=== Problem statement ===
Where does the string "Cookie" occur in the entries below? Copy every line where it does.

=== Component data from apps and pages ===

=== Section Start ===

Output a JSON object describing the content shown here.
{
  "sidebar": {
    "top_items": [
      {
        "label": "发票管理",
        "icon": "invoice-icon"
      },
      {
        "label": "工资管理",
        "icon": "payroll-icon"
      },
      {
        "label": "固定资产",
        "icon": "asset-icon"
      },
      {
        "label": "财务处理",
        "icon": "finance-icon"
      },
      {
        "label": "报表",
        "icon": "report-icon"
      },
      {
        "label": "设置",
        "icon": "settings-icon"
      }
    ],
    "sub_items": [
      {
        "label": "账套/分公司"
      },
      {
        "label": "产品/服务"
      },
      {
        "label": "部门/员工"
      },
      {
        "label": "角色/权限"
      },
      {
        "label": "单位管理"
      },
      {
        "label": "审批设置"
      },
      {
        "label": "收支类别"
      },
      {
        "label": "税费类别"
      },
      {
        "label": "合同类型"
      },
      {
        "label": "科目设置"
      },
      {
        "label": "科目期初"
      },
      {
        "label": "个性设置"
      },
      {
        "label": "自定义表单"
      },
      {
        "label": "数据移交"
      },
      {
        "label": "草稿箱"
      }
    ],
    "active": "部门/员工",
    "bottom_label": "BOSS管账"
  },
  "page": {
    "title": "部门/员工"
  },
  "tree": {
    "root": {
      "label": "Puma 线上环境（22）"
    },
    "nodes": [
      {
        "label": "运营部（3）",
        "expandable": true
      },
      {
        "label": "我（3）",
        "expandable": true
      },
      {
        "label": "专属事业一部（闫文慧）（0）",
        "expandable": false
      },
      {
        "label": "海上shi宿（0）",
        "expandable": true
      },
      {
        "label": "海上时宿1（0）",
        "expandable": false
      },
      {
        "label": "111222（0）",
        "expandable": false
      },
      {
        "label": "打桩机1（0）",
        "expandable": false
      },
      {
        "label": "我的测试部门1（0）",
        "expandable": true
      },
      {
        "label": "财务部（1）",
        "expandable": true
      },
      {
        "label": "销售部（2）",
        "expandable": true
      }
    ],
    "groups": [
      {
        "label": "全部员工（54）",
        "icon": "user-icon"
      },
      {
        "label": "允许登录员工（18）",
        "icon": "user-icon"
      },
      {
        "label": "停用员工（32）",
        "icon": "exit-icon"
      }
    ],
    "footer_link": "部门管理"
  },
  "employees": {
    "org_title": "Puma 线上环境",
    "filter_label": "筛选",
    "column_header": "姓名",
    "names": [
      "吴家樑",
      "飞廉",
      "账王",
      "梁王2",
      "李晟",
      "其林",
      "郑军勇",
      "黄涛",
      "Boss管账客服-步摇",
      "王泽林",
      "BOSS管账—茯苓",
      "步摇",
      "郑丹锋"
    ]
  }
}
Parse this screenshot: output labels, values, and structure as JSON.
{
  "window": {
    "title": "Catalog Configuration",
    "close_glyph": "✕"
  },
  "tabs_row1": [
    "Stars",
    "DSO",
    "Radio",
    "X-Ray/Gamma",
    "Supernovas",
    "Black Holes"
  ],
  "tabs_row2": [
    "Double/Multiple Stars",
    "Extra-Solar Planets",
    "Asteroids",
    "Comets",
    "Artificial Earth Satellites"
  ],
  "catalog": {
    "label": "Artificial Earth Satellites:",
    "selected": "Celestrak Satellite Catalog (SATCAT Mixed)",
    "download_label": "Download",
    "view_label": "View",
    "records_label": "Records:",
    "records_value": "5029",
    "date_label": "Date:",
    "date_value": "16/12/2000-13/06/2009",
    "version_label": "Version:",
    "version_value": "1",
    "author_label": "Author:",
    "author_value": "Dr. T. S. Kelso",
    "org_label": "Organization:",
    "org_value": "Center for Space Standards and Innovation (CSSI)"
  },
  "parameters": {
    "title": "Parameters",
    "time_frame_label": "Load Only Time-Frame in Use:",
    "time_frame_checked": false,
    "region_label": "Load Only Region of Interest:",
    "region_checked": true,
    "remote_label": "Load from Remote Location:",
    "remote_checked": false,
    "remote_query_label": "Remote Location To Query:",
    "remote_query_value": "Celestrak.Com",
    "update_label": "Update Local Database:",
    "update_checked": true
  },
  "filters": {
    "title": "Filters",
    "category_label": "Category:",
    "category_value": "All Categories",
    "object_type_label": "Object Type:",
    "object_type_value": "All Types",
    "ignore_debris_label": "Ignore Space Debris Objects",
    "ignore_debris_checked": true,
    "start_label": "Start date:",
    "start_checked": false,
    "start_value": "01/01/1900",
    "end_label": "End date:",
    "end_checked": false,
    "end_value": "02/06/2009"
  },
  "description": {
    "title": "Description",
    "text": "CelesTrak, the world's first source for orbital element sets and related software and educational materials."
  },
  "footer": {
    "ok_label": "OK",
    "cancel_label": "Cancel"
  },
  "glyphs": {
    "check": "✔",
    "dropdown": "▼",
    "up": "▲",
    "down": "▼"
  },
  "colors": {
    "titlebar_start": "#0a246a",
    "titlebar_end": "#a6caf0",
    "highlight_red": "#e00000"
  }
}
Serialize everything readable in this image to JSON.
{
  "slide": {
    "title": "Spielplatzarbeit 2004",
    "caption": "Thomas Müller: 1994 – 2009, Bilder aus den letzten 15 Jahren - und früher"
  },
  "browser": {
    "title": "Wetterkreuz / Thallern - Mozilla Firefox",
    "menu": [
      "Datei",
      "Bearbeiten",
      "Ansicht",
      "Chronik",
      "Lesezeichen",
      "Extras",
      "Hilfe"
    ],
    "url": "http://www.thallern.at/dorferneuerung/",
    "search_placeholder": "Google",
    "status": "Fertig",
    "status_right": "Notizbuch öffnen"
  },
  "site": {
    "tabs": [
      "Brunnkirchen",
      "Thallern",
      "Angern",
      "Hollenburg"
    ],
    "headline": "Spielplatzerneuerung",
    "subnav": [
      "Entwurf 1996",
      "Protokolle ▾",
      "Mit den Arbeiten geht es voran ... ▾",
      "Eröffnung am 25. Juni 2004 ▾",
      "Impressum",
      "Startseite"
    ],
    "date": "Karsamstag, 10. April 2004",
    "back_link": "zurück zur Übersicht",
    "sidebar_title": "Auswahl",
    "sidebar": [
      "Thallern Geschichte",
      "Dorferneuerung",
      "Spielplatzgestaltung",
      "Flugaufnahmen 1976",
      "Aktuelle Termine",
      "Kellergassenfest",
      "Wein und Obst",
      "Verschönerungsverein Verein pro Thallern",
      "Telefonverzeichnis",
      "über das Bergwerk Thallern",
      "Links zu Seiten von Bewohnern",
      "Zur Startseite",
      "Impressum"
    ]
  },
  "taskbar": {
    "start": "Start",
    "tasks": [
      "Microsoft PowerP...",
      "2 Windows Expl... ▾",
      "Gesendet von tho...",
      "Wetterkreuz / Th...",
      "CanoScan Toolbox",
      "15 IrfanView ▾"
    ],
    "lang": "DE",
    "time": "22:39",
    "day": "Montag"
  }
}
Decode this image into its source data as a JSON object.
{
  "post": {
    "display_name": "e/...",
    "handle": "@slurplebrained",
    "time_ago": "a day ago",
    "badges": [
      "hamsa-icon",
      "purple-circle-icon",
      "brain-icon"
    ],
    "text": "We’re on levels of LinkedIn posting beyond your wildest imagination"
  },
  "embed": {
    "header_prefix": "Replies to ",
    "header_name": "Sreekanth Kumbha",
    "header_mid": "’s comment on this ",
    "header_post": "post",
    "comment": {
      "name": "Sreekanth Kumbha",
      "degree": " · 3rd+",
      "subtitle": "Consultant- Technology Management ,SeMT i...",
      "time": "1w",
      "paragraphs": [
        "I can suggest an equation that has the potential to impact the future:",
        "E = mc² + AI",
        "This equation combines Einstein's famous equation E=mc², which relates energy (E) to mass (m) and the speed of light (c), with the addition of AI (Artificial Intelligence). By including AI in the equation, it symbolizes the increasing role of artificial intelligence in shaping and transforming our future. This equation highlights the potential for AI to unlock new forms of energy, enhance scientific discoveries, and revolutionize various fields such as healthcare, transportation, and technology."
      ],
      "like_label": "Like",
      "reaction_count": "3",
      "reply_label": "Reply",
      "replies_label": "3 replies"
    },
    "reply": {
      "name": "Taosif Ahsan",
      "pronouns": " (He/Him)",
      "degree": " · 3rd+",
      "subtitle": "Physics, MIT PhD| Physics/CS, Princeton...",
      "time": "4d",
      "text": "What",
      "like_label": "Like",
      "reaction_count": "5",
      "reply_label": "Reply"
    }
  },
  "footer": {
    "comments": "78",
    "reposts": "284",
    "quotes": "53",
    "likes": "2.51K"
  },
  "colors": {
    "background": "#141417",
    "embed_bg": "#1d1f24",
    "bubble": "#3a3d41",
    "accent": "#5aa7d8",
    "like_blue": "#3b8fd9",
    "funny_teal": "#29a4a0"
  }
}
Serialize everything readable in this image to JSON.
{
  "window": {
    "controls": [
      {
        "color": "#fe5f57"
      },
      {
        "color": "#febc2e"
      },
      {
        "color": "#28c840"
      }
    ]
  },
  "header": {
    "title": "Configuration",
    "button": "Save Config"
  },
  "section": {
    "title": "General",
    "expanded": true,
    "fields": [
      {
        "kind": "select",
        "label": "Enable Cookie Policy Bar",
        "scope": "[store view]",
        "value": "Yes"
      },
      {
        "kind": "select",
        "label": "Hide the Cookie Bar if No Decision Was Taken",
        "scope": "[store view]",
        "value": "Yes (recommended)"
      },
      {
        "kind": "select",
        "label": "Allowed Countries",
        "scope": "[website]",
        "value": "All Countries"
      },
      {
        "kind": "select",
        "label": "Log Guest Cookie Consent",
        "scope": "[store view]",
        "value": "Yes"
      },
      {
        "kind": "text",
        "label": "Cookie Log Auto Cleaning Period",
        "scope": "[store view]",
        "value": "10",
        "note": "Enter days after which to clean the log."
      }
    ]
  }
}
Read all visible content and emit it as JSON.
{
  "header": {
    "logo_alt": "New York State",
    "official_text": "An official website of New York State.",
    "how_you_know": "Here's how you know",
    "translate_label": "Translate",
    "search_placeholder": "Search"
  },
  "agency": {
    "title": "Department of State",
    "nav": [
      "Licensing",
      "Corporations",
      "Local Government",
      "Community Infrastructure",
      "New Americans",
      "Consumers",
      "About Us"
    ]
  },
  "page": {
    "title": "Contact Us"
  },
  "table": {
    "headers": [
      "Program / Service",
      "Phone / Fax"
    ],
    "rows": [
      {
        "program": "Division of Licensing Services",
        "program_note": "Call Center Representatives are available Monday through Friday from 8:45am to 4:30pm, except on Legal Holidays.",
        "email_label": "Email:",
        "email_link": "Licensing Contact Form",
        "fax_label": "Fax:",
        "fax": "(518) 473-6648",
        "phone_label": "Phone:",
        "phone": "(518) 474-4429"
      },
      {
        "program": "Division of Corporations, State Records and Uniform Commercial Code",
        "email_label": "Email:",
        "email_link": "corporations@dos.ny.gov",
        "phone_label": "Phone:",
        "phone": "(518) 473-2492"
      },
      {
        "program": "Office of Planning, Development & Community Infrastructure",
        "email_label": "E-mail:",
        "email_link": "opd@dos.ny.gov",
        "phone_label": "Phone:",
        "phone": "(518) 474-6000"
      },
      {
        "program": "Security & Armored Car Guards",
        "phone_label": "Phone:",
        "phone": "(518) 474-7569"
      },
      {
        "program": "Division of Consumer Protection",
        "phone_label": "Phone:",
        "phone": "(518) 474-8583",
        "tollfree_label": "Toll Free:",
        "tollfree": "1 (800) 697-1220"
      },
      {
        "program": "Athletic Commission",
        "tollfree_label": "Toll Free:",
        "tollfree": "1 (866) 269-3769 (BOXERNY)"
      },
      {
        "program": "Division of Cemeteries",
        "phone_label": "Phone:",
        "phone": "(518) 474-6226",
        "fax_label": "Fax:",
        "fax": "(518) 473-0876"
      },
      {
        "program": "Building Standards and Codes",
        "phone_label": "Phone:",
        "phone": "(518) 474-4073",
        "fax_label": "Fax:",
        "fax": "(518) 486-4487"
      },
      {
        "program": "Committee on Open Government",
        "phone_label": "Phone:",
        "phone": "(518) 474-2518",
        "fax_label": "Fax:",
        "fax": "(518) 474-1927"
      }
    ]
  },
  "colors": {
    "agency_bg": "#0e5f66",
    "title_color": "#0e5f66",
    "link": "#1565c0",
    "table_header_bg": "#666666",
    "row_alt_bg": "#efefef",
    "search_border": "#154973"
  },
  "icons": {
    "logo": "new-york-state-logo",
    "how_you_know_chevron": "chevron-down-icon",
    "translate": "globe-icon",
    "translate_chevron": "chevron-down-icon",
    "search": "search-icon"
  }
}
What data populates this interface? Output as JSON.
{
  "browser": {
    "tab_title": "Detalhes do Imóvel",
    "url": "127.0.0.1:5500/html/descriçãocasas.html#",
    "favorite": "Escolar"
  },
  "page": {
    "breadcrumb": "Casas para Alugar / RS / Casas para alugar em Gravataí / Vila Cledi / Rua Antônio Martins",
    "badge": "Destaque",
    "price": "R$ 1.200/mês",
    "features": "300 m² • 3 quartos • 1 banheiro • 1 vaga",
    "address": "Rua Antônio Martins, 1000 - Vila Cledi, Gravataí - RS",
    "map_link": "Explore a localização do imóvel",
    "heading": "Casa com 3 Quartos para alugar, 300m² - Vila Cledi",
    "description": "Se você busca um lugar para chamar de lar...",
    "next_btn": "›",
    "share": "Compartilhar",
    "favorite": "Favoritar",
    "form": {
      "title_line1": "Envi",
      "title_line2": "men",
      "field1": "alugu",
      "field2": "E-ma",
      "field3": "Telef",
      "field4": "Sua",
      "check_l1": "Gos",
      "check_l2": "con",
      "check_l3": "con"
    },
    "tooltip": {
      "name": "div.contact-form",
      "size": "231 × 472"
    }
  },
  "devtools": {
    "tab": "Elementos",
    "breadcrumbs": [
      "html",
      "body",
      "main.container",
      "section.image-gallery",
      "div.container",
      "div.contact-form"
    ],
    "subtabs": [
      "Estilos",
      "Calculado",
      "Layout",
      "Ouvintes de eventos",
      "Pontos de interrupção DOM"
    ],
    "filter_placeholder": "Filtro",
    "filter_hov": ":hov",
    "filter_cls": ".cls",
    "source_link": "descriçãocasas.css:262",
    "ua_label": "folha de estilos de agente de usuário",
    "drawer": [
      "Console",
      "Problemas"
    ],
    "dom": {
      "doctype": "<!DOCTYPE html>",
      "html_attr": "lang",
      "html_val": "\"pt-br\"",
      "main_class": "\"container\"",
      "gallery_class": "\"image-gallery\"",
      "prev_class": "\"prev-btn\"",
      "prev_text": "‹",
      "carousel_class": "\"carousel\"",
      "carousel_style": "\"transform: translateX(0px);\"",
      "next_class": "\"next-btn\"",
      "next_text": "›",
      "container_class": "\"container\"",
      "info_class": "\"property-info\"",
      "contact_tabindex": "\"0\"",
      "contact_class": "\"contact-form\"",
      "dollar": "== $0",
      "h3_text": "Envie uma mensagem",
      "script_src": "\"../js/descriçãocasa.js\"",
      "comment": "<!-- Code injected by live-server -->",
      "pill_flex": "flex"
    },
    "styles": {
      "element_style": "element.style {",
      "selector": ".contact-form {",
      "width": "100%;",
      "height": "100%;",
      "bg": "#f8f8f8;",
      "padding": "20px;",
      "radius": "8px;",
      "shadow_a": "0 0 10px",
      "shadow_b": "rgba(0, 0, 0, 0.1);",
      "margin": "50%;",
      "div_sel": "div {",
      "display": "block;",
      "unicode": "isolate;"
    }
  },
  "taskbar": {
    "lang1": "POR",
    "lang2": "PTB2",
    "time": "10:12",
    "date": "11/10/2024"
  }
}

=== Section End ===

=== Answer to this problem ===
        "label": "Enable Cookie Policy Bar",
        "label": "Hide the Cookie Bar if No Decision Was Taken",
        "label": "Log Guest Cookie Consent",
        "label": "Cookie Log Auto Cleaning Period",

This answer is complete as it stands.